= Beginning of Section =

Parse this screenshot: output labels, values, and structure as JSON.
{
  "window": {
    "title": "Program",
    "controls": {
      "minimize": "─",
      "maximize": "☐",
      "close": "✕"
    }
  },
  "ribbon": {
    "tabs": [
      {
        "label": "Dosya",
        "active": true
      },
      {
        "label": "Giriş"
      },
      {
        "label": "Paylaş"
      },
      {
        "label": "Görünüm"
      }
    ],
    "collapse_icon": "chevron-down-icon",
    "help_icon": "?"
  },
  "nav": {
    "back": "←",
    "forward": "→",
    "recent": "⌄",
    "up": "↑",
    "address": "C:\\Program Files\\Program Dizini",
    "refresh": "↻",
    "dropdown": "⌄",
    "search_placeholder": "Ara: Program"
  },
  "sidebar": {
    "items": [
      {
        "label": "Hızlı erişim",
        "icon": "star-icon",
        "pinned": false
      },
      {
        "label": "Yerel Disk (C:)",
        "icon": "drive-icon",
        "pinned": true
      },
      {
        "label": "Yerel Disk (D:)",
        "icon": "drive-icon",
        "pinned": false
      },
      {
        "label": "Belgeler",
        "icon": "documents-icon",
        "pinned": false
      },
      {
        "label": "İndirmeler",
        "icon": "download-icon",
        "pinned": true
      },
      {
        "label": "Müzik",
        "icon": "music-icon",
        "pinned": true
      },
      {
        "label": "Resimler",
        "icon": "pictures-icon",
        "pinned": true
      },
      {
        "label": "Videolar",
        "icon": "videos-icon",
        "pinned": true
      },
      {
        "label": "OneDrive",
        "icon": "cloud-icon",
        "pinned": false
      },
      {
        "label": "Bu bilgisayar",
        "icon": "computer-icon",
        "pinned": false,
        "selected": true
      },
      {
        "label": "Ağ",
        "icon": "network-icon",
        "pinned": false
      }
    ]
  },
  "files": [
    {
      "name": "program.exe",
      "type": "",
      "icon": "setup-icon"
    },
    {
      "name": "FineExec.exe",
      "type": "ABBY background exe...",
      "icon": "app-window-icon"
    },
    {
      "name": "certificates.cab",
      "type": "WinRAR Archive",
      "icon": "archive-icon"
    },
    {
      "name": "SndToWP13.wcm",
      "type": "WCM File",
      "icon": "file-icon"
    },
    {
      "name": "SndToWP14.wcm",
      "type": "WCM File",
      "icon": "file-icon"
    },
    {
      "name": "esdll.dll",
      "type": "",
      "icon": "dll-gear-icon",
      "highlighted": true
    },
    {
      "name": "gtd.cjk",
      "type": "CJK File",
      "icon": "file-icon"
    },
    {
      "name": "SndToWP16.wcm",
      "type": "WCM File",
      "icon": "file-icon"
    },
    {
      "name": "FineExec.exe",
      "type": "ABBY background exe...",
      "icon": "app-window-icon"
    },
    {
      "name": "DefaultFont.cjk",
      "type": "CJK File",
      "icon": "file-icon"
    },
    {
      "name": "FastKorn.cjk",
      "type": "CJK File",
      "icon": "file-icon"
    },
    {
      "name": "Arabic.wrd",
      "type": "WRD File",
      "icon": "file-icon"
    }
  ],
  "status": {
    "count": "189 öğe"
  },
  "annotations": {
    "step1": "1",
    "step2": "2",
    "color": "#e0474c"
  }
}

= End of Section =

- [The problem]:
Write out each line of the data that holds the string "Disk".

- [Answer box]:
        "label": "Yerel Disk (C:)",
        "label": "Yerel Disk (D:)",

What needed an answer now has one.